For more than half a century, 17 millions of gallons of oil have been oozing beneath Greenpoint, Brooklyn, courtesy of ExxonMobil and other oil companies. The spill courses beneath 55 acres of industrial, commercial, and residential property, affecting 100 homes and dozens of businesses. Petroleum from the spill continuously leaks into Newtown Creek; globs of oil and a rainbow sheen constantly coat the surface of this small waterway separating Brooklyn and Queens. The spill – 50% larger than the Exxon Valdez disaster – is a major source of contamination throughout the New York Harbor. Carcinogens, lead, and a bevy of other toxins are carried for miles with the tides and currents. Though discovered 25 years ago and brought under state enforcement in 1990, remedial efforts have been a failure. The companies continue to violate federal law. Riverkeeper took decisive action on January 26, placing the companies on formal notice of the organization’s intent to file citizen suits under the federal Clean Water Act (“CWA”) and Resource Conservation & Recovery Act (“RCRA”).
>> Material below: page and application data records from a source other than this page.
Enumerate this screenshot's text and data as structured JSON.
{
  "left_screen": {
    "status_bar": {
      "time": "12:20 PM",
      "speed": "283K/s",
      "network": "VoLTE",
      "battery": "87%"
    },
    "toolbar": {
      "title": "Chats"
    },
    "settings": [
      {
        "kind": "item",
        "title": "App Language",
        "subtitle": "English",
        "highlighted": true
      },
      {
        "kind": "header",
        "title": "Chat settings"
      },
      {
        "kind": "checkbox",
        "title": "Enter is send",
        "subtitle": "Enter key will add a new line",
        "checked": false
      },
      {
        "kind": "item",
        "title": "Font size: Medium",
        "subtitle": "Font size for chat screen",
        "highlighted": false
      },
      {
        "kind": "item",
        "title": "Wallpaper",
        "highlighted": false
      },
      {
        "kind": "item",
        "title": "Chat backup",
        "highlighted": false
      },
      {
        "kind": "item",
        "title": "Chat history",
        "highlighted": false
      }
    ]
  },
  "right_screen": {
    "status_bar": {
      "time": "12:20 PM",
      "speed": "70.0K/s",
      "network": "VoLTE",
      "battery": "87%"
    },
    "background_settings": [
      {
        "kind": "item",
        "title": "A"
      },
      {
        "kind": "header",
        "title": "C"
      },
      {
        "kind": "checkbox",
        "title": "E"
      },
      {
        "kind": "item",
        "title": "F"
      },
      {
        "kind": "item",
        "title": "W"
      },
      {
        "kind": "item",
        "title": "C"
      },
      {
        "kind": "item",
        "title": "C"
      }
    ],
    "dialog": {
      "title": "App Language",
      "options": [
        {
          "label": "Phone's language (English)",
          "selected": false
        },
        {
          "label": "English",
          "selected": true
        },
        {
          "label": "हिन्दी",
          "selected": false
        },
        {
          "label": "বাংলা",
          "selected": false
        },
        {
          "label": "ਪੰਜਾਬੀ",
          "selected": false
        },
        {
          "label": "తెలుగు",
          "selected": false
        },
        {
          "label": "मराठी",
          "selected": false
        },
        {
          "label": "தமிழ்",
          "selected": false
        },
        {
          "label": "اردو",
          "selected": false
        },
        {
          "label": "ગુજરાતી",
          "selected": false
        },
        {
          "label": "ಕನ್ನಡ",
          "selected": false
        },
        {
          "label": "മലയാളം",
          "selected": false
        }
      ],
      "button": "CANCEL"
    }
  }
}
The Greenpoint spill is an environmental affront to both the Brooklyn community and citizens across the city. Riverkeeper’s aim is to accelerate spill remediation, ensure that the aquifer and its soils are restored, prevent oil from entering Newtown Creek, and to protect the health and welfare of New Yorkers. Brooklyn has suffered long enough from these blights and it is time to bring these companies to justice.
On October 16, 2008 Senator Chuck Schumer , Representative Anthony Weiner and Nydia Velazquez announced their success in initiating a landmark study of the Greenpoint Oil Spill. On the banks of Newtown Creek, the three were joined by Assemblyman Joseph Lentol , NYC Councilman David Yassky, and more than a dozen concerned residents of Greenpoint. The one year study will analyze the spill’s impacts on Newtown Creek as well as the soil, water, and air in Greenpoint. The elected officials also called for expanded benzene and methane testing and the creation of a federal health registry to track those potentially affected by the spill.
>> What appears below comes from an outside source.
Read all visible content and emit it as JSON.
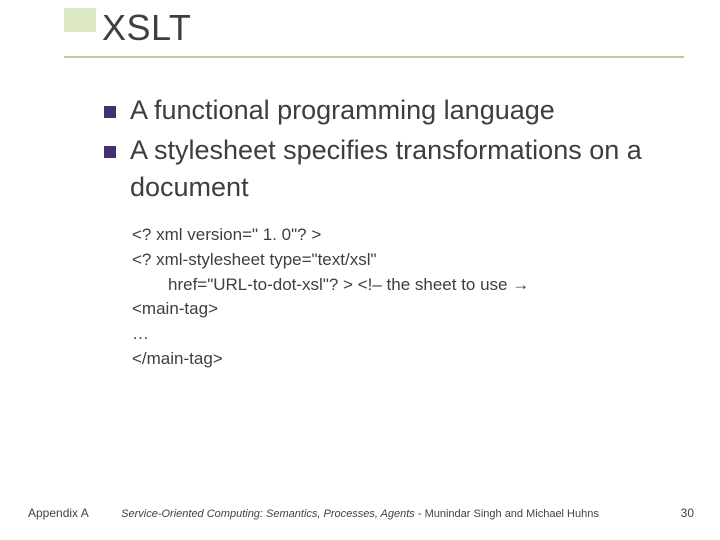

The residents are represented by the firm Girardi & Keese. As reported by the front page of the NY Daily News, famed environmental activist Erin Brockovich has signed on to help. To learn more, see www.greenpointvexxon.com.